On Sept 11, Sarawak Cable Bhd announced to Bursa Malaysia that it is receiving assistance from Bank Negara Malaysia’s Corporate Debt Restructuring Committee (CDRC). According to its regulatory filing, CDRC will help mediate between Sarawak Cable and some of its subsidiaries (affected companies) and their respective financiers.
“This is part of the company’s proactive effort in managing its debt exposure to safeguard the affected companies, whose core businesses are still viable. Notwithstanding the above, the operations of the affected companies shall remain as usual,” said the company.
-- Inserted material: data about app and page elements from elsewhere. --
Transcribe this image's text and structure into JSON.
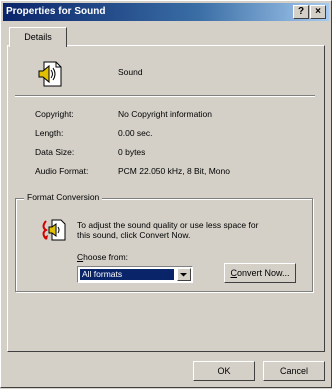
{
  "window": {
    "title": "Properties for Sound",
    "help_button": "?",
    "close_button": "×"
  },
  "tabs": [
    {
      "label": "Details"
    }
  ],
  "details": {
    "name": "Sound",
    "rows": [
      {
        "label": "Copyright:",
        "value": "No Copyright information"
      },
      {
        "label": "Length:",
        "value": "0.00 sec."
      },
      {
        "label": "Data Size:",
        "value": "0 bytes"
      },
      {
        "label": "Audio Format:",
        "value": "PCM 22.050 kHz, 8 Bit, Mono"
      }
    ]
  },
  "format_conversion": {
    "legend": "Format Conversion",
    "description_line1": "To adjust the sound quality or use less space for",
    "description_line2": "this sound, click Convert Now.",
    "choose_from_label": {
      "accel": "C",
      "rest": "hoose from:"
    },
    "choose_from_value": "All formats",
    "convert_button": {
      "accel": "C",
      "rest": "onvert Now..."
    }
  },
  "buttons": {
    "ok": "OK",
    "cancel": "Cancel"
  },
  "icon_names": [
    "speaker-file-icon",
    "convert-sound-icon",
    "help-icon",
    "close-icon",
    "dropdown-arrow-icon"
  ]
}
But what raises eyebrows is that Sarawak Cable received the approval letter from CDRC on Aug 7. It had never announced that it was seeking CDRC’s assistance, or that its request for assistance was approved.
In fact, Sarawak Cable acknowledged in its Sept 11 regulatory filing that its disclosure was solely in response to an article published by The Edge (“Sarawak Cable seeks CDRC assistance”, Issue 1283, Sept 9).
The article had quoted managing director Datuk Ahmad Redza Abdullah as acknowledging the cooperation with CDRC to come up with a debt restructuring plan that is agreeable to the company’s lenders.
“We are coming up with a proposal from the sale of assets ... it is still preliminary. We believe we can come out of this. What we need is some breathing space,” Ahmad Redza told The Edge.
For shareholders and the larger market, the fact that Sarawak Cable did not disclose the matter is unacceptable. Shareholders will wonder whether they would have been informed of the matter at all had The Edge not reported it.
Seeking help from CDRC shows that the company’s debt situation has reached a critical level and implies that there are grave risks to its financial health should the situation not be resolved.
Sarawak Cable should explain its conduct and come clean on any other details it has not disclosed over the matter, if any.